Additionally, the Sixers made a coaching change, bringing in Doug Collins from the TNT broadcasting booth. I’m not sure about his coaching expertise, but if his bright insight and great analysis as a broadcaster carries over into his coaching, the team shouldn’t have a problem in leadership or strategy.
This next season, the team will look to rebound – whereas a few seasons ago a low seed in the Playoffs didn’t cut it for them, this year it would be a welcome sign, although that most likely won’t happen.
The Sixers should try to return to their run and gun ways, to at least stand a chance at the Playoffs, leaving Turner at the point or the two guard position to most effectively maximize his abilities as a combo guard. He will take his lumps as a rookie thrust into a starring role, but he was the most NBA ready rookie available and even though he had a lower ceiling than others like Wall or Favors, he stands the best chance to contribute right away.

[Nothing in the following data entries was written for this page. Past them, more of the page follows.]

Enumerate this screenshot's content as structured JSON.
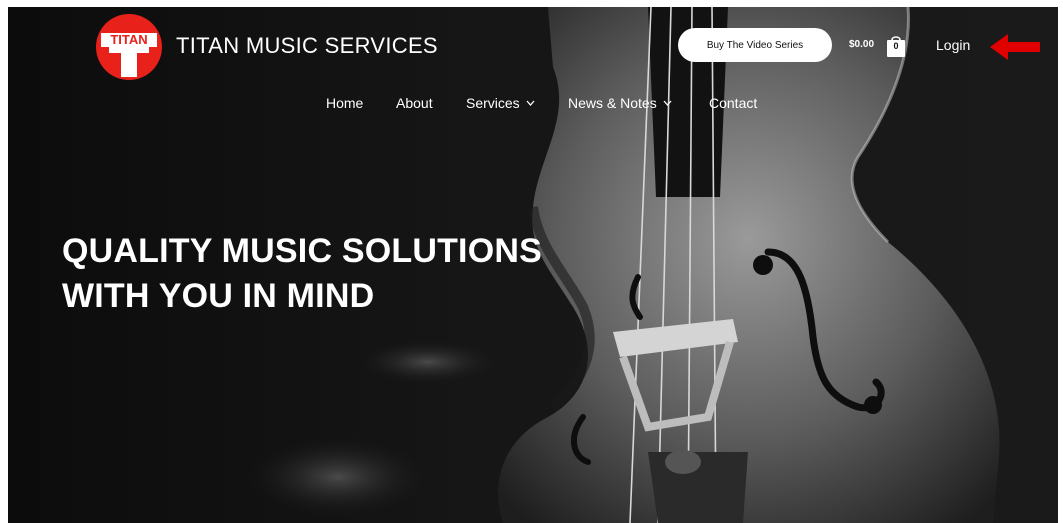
{
  "header": {
    "logo_text": "TITAN",
    "site_title": "TITAN MUSIC SERVICES",
    "cta_label": "Buy The Video Series",
    "cart_total": "$0.00",
    "cart_count": "0",
    "login_label": "Login"
  },
  "nav": {
    "items": [
      {
        "label": "Home"
      },
      {
        "label": "About"
      },
      {
        "label": "Services"
      },
      {
        "label": "News & Notes"
      },
      {
        "label": "Contact"
      }
    ]
  },
  "hero": {
    "headline_line1": "QUALITY MUSIC SOLUTIONS",
    "headline_line2": "WITH YOU IN MIND"
  },
  "colors": {
    "brand_red": "#e8211b",
    "background": "#101010",
    "text": "#ffffff",
    "arrow": "#e00000"
  },
  "icons": [
    "logo",
    "cart-icon",
    "chevron-down-icon",
    "red-arrow-icon"
  ]
}
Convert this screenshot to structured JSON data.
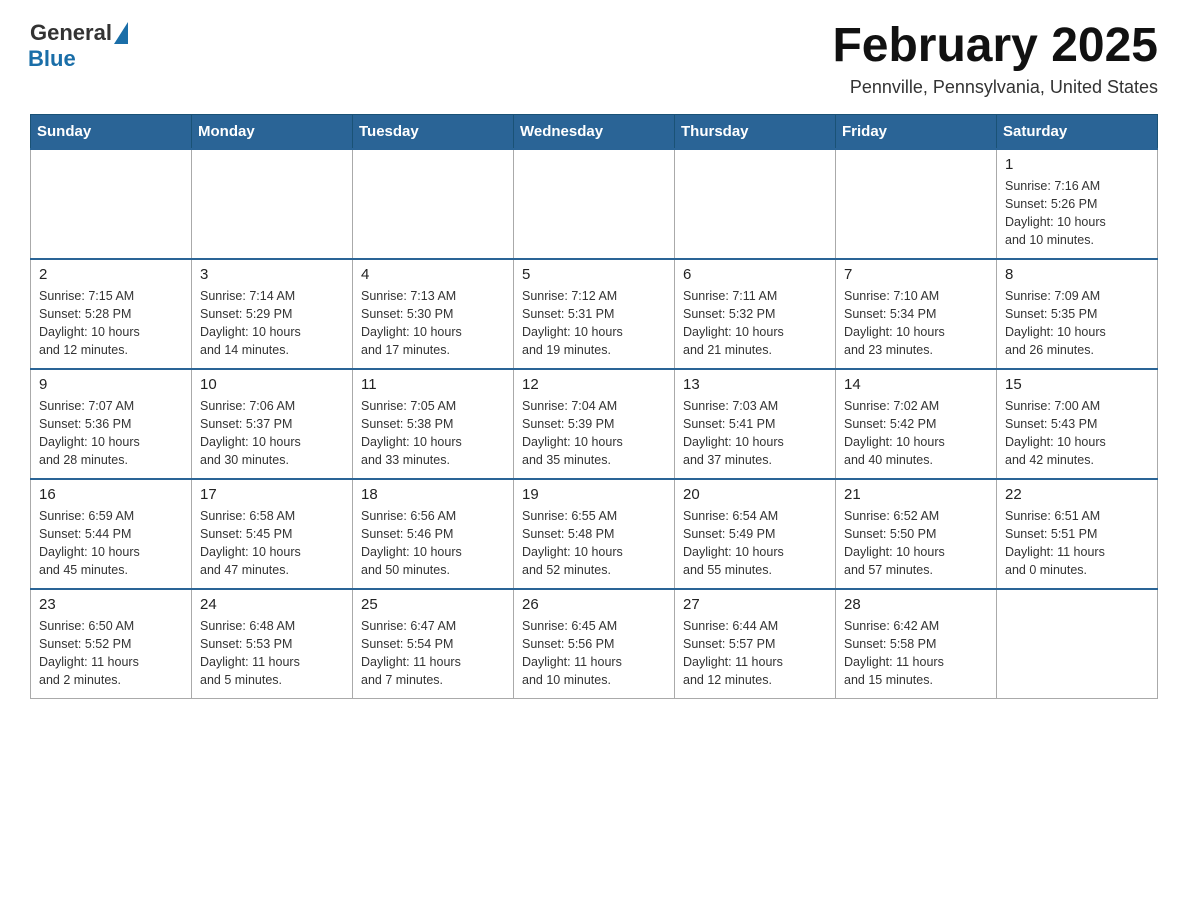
{
  "header": {
    "logo_general": "General",
    "logo_blue": "Blue",
    "month_title": "February 2025",
    "location": "Pennville, Pennsylvania, United States"
  },
  "weekdays": [
    "Sunday",
    "Monday",
    "Tuesday",
    "Wednesday",
    "Thursday",
    "Friday",
    "Saturday"
  ],
  "weeks": [
    [
      {
        "day": "",
        "info": ""
      },
      {
        "day": "",
        "info": ""
      },
      {
        "day": "",
        "info": ""
      },
      {
        "day": "",
        "info": ""
      },
      {
        "day": "",
        "info": ""
      },
      {
        "day": "",
        "info": ""
      },
      {
        "day": "1",
        "info": "Sunrise: 7:16 AM\nSunset: 5:26 PM\nDaylight: 10 hours\nand 10 minutes."
      }
    ],
    [
      {
        "day": "2",
        "info": "Sunrise: 7:15 AM\nSunset: 5:28 PM\nDaylight: 10 hours\nand 12 minutes."
      },
      {
        "day": "3",
        "info": "Sunrise: 7:14 AM\nSunset: 5:29 PM\nDaylight: 10 hours\nand 14 minutes."
      },
      {
        "day": "4",
        "info": "Sunrise: 7:13 AM\nSunset: 5:30 PM\nDaylight: 10 hours\nand 17 minutes."
      },
      {
        "day": "5",
        "info": "Sunrise: 7:12 AM\nSunset: 5:31 PM\nDaylight: 10 hours\nand 19 minutes."
      },
      {
        "day": "6",
        "info": "Sunrise: 7:11 AM\nSunset: 5:32 PM\nDaylight: 10 hours\nand 21 minutes."
      },
      {
        "day": "7",
        "info": "Sunrise: 7:10 AM\nSunset: 5:34 PM\nDaylight: 10 hours\nand 23 minutes."
      },
      {
        "day": "8",
        "info": "Sunrise: 7:09 AM\nSunset: 5:35 PM\nDaylight: 10 hours\nand 26 minutes."
      }
    ],
    [
      {
        "day": "9",
        "info": "Sunrise: 7:07 AM\nSunset: 5:36 PM\nDaylight: 10 hours\nand 28 minutes."
      },
      {
        "day": "10",
        "info": "Sunrise: 7:06 AM\nSunset: 5:37 PM\nDaylight: 10 hours\nand 30 minutes."
      },
      {
        "day": "11",
        "info": "Sunrise: 7:05 AM\nSunset: 5:38 PM\nDaylight: 10 hours\nand 33 minutes."
      },
      {
        "day": "12",
        "info": "Sunrise: 7:04 AM\nSunset: 5:39 PM\nDaylight: 10 hours\nand 35 minutes."
      },
      {
        "day": "13",
        "info": "Sunrise: 7:03 AM\nSunset: 5:41 PM\nDaylight: 10 hours\nand 37 minutes."
      },
      {
        "day": "14",
        "info": "Sunrise: 7:02 AM\nSunset: 5:42 PM\nDaylight: 10 hours\nand 40 minutes."
      },
      {
        "day": "15",
        "info": "Sunrise: 7:00 AM\nSunset: 5:43 PM\nDaylight: 10 hours\nand 42 minutes."
      }
    ],
    [
      {
        "day": "16",
        "info": "Sunrise: 6:59 AM\nSunset: 5:44 PM\nDaylight: 10 hours\nand 45 minutes."
      },
      {
        "day": "17",
        "info": "Sunrise: 6:58 AM\nSunset: 5:45 PM\nDaylight: 10 hours\nand 47 minutes."
      },
      {
        "day": "18",
        "info": "Sunrise: 6:56 AM\nSunset: 5:46 PM\nDaylight: 10 hours\nand 50 minutes."
      },
      {
        "day": "19",
        "info": "Sunrise: 6:55 AM\nSunset: 5:48 PM\nDaylight: 10 hours\nand 52 minutes."
      },
      {
        "day": "20",
        "info": "Sunrise: 6:54 AM\nSunset: 5:49 PM\nDaylight: 10 hours\nand 55 minutes."
      },
      {
        "day": "21",
        "info": "Sunrise: 6:52 AM\nSunset: 5:50 PM\nDaylight: 10 hours\nand 57 minutes."
      },
      {
        "day": "22",
        "info": "Sunrise: 6:51 AM\nSunset: 5:51 PM\nDaylight: 11 hours\nand 0 minutes."
      }
    ],
    [
      {
        "day": "23",
        "info": "Sunrise: 6:50 AM\nSunset: 5:52 PM\nDaylight: 11 hours\nand 2 minutes."
      },
      {
        "day": "24",
        "info": "Sunrise: 6:48 AM\nSunset: 5:53 PM\nDaylight: 11 hours\nand 5 minutes."
      },
      {
        "day": "25",
        "info": "Sunrise: 6:47 AM\nSunset: 5:54 PM\nDaylight: 11 hours\nand 7 minutes."
      },
      {
        "day": "26",
        "info": "Sunrise: 6:45 AM\nSunset: 5:56 PM\nDaylight: 11 hours\nand 10 minutes."
      },
      {
        "day": "27",
        "info": "Sunrise: 6:44 AM\nSunset: 5:57 PM\nDaylight: 11 hours\nand 12 minutes."
      },
      {
        "day": "28",
        "info": "Sunrise: 6:42 AM\nSunset: 5:58 PM\nDaylight: 11 hours\nand 15 minutes."
      },
      {
        "day": "",
        "info": ""
      }
    ]
  ]
}
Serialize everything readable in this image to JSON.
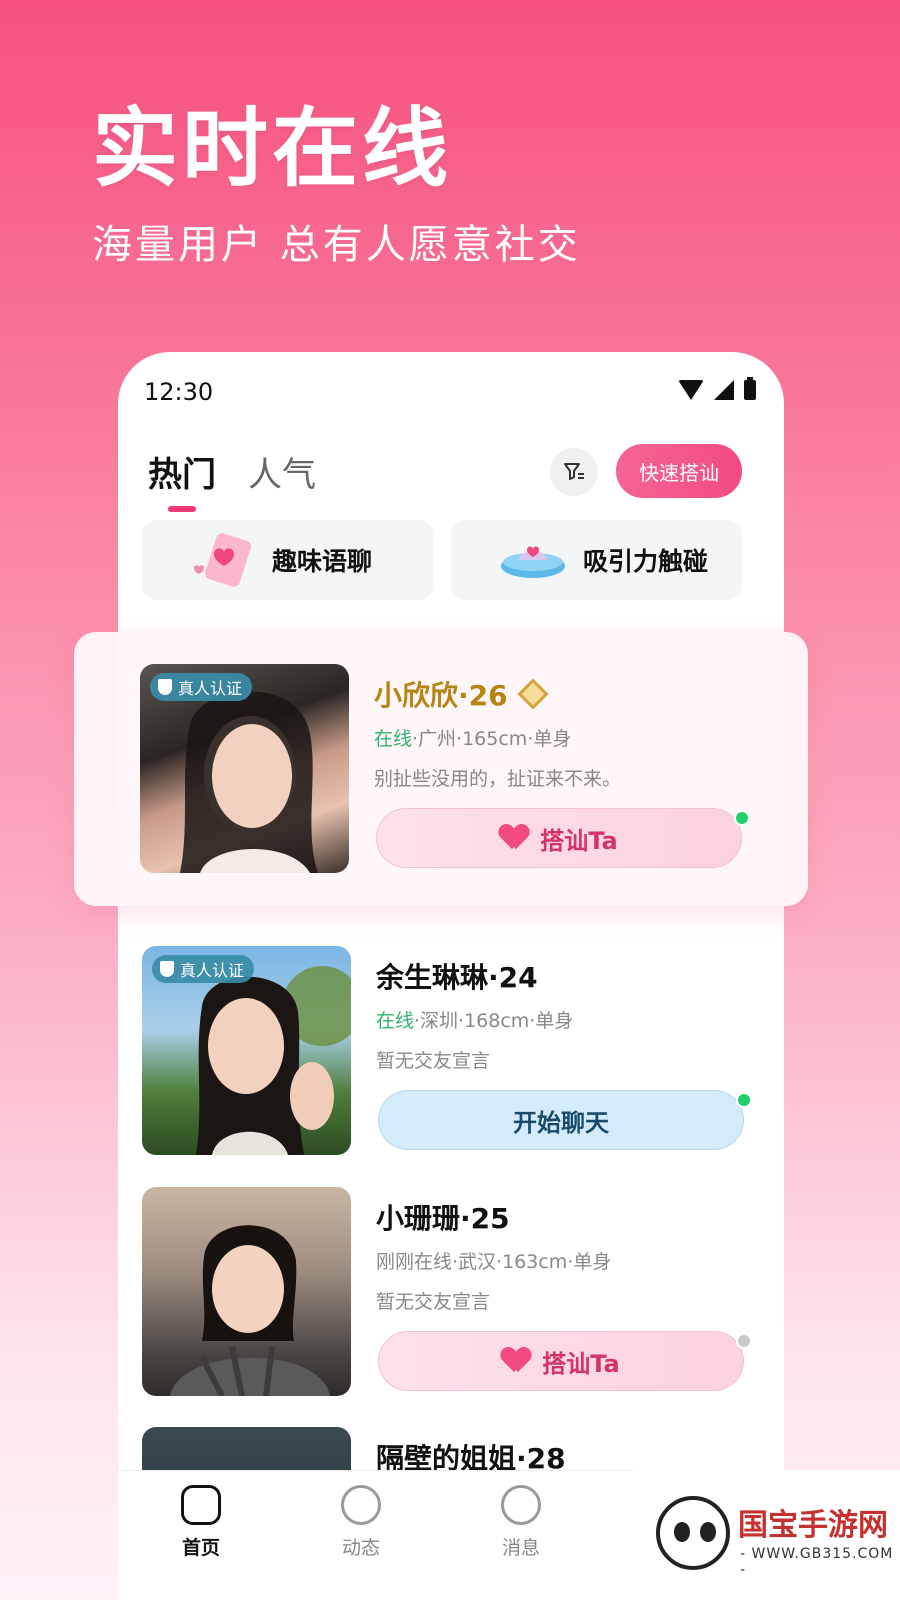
{
  "hero": {
    "title": "实时在线",
    "subtitle": "海量用户 总有人愿意社交"
  },
  "statusbar": {
    "time": "12:30"
  },
  "tabs": [
    {
      "label": "热门",
      "active": true
    },
    {
      "label": "人气",
      "active": false
    }
  ],
  "header": {
    "filter_icon": "filter-icon",
    "quick_button": "快速搭讪"
  },
  "features": [
    {
      "label": "趣味语聊",
      "icon": "phone-heart-icon"
    },
    {
      "label": "吸引力触碰",
      "icon": "ufo-icon"
    }
  ],
  "profiles": [
    {
      "name": "小欣欣·26",
      "vip": true,
      "verified": "真人认证",
      "status": "在线",
      "details": "·广州·165cm·单身",
      "bio": "别扯些没用的，扯证来不来。",
      "action": "搭讪Ta",
      "online": true
    },
    {
      "name": "余生琳琳·24",
      "vip": false,
      "verified": "真人认证",
      "status": "在线",
      "details": "·深圳·168cm·单身",
      "bio": "暂无交友宣言",
      "action": "开始聊天",
      "online": true
    },
    {
      "name": "小珊珊·25",
      "vip": false,
      "verified": "",
      "status": "",
      "details": "刚刚在线·武汉·163cm·单身",
      "bio": "暂无交友宣言",
      "action": "搭讪Ta",
      "online": false
    },
    {
      "name": "隔壁的姐姐·28"
    }
  ],
  "nav": [
    {
      "label": "首页",
      "icon": "home-icon",
      "active": true
    },
    {
      "label": "动态",
      "icon": "star-icon",
      "active": false
    },
    {
      "label": "消息",
      "icon": "message-icon",
      "active": false
    }
  ],
  "watermark": {
    "text": "国宝手游网",
    "url": "- WWW.GB315.COM -"
  },
  "colors": {
    "accent": "#f24b81",
    "online": "#2fb36f",
    "vip": "#b58411"
  }
}
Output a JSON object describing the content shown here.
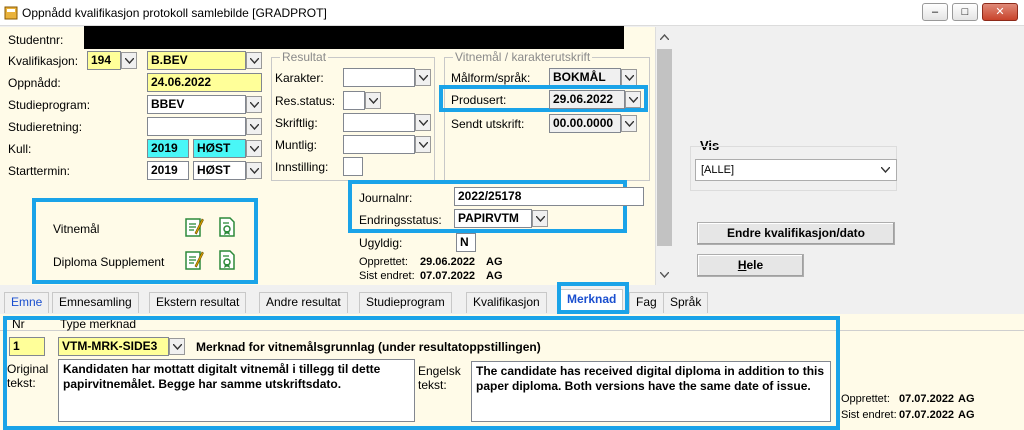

Hopefully the team will be smart and use Brand sparingly as a change of pace post player for when they can’t run on the break, and with more continued development from their 20 year old 2009 draft pick Jrue Holiday, they might be able to sneak up on some teams.
They still have athletes like Young and Iguodala, and an efficient Marreese Speights (who was one of the top PER performers according to John Hollinger), so the team isn’t all bad. However, with no cap room and two albatrosses on their payroll, they can only hope to improve internally and with the addition of Turner.
There are only two issues to answer when assessing the Sixers’ chances this year; the first being Turner’s impact and ability, and the second being the improvement of Holiday and to a lesser degree, Thad Young and Speights. All other players on the team are relatively known – Iguodala is a constant, Brand is only getting worse, Hawes has a low ceiling, and Lou Williams and Willie Green are at best energetic backups.
I think that Holiday will put up solid numbers and be a dependable starting point guard, and the others will improve marginally, so the brunt of the improvement lies in the addition of Turner, whom I believe is good for a 15-5-4 type of season. Solid by any stretch of measure but not good enough to lead a team to a Playoff berth.
Throughout the year, the team will be able to sneak up on a few ball clubs, especially on those with back-to-back games, and their energy and frenetic pace will help them steal a few. However, there is little improvement available and the Sixers will be looking at a record between 25 and 30 wins, almost like a year ago. Turner may be the real deal, but his first year won’t be all roses, so for now the Sixers will be back to playing lottery-level basketball in front of measly home crowds.